Sixty-day pharmacy script dispensing will be available for the first tranche of medicines from today.
The reform, which has been opposed by the Pharmacy Guild of Australia, has been welcomed by consumer, health, and doctor groups, who say it will save patients at least $180 a year, and more if they are taking multiple medicines.
The reform doubles the amount of medicines that pharmacists can dispense for stable conditions, on the Pharmaceutical Benefits Scheme (PBS), from 30 to 60 days.
The Royal Australian College of General Practitioners (RACGP) said the change would bring “immediate benefits for some the most vulnerable people in our community, including people living with chronic and ongoing conditions”.
It will save patients money and mean fewer trips to pick up medicine and repeat scripts, as well as freeing up GP consultations
“It will save patients money and mean fewer trips to pick up medicine and repeat scripts, as well as freeing up GP consultations,” said RACGP President Dr Nicole Higgins.
“The change is happening in three stages, and I encourage people who think they may be eligible for 60-day scripts to talk to their GP,” she said.
In this first stage, treatments will be available for 60-day scripts for treatments for patients living with high cholesterol, hypertension, osteoporosis, Crohn’s disease, cardiovascular disease, gout, heart failure, and ulcerative colitis.

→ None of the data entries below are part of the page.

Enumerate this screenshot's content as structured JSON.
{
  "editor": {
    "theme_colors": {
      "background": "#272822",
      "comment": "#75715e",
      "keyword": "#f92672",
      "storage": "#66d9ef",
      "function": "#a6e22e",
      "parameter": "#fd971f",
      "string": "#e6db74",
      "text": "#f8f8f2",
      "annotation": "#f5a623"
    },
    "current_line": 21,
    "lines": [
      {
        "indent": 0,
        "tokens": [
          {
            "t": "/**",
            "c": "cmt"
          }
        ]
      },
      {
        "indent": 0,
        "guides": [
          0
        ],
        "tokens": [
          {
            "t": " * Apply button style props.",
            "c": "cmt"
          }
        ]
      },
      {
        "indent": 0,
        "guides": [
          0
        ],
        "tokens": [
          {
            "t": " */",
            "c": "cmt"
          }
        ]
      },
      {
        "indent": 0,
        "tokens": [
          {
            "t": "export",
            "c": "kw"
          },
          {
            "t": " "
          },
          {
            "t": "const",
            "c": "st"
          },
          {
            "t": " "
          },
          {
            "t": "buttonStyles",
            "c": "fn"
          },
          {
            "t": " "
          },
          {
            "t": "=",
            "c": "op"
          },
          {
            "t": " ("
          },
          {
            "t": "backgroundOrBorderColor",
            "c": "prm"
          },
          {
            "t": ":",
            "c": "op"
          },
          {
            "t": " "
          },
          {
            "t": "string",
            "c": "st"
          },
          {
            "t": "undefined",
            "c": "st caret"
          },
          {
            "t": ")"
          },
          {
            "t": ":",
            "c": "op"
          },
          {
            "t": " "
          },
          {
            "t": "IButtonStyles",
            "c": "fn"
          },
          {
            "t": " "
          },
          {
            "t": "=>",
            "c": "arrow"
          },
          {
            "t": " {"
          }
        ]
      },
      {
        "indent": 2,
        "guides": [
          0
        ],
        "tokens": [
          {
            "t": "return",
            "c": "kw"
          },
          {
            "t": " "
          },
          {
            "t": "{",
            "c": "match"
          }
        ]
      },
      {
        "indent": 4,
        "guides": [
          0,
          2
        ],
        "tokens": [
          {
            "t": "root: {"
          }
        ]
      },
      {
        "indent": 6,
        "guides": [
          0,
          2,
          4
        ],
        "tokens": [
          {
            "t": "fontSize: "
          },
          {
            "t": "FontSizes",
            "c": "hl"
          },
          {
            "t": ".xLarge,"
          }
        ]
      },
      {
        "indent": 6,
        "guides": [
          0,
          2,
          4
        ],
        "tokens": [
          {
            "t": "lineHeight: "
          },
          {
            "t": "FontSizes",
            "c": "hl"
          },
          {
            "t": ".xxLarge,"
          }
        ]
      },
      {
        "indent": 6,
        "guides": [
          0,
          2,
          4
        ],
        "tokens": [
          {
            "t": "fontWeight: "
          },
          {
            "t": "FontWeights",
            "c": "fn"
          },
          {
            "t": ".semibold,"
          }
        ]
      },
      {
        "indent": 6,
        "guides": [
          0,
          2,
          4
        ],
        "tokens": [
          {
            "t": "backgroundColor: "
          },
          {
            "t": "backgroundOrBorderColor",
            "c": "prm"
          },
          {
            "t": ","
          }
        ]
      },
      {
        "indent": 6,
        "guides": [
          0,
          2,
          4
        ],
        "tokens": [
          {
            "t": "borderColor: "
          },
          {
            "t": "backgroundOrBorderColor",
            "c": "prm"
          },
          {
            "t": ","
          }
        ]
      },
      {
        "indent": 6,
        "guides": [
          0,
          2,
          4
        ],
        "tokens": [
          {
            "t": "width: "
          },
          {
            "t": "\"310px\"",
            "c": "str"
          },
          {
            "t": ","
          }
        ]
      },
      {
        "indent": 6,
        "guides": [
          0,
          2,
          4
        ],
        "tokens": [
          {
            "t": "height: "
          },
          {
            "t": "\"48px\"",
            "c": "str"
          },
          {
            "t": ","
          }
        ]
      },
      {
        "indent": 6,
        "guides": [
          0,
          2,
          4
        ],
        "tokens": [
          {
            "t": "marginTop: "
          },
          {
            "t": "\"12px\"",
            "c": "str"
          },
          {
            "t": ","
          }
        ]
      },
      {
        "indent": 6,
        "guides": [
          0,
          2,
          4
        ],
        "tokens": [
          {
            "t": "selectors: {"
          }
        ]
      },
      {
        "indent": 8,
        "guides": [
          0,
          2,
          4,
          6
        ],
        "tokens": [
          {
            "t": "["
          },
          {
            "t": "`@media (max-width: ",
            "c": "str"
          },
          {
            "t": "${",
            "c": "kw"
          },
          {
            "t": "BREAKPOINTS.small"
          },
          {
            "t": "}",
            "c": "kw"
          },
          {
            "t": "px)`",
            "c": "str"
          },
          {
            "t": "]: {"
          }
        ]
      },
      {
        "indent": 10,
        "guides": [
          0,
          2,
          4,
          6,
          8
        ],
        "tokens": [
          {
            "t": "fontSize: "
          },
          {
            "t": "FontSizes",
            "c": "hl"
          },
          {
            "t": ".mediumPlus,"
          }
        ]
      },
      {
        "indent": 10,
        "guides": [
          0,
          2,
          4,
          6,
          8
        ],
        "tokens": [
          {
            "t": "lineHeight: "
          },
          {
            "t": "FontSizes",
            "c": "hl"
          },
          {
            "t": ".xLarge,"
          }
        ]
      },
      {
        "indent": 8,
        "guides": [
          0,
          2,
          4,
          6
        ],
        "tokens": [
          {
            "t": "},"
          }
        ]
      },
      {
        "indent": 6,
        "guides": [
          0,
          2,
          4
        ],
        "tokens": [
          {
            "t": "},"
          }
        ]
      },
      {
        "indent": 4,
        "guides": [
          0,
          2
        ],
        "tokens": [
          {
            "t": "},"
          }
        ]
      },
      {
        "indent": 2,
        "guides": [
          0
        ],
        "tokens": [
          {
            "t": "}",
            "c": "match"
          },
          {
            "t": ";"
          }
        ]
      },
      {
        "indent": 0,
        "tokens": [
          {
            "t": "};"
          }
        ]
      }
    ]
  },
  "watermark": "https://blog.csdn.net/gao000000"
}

Once the rollout is complete, over 300 medicines will be available for 60-day scripts.
Sixty-day scripts have been welcomed by Asthma Australia, Breast Cancer Network Australia, the Council of the Ageing, Lung Foundation Australia, and the National Aboriginal Community Controlled Health Organisation.
The Pharmacy Guild of Australia, meantime, has agreed to suspend its campaign against the reform.
In exchange for earlier good faith negotiations on the next community pharmacy agreement, the Pharmacy Guild of Australia said it was suspending its public campaign objecting to the new policy after citing concerns about closures and job losses.
The Pharmacy Guild said it would continue to work with pharmacies that are most impacted by 60-day dispensing to ensure their viability remains intact while negotiations start with the Government, ahead of 1 March 2024.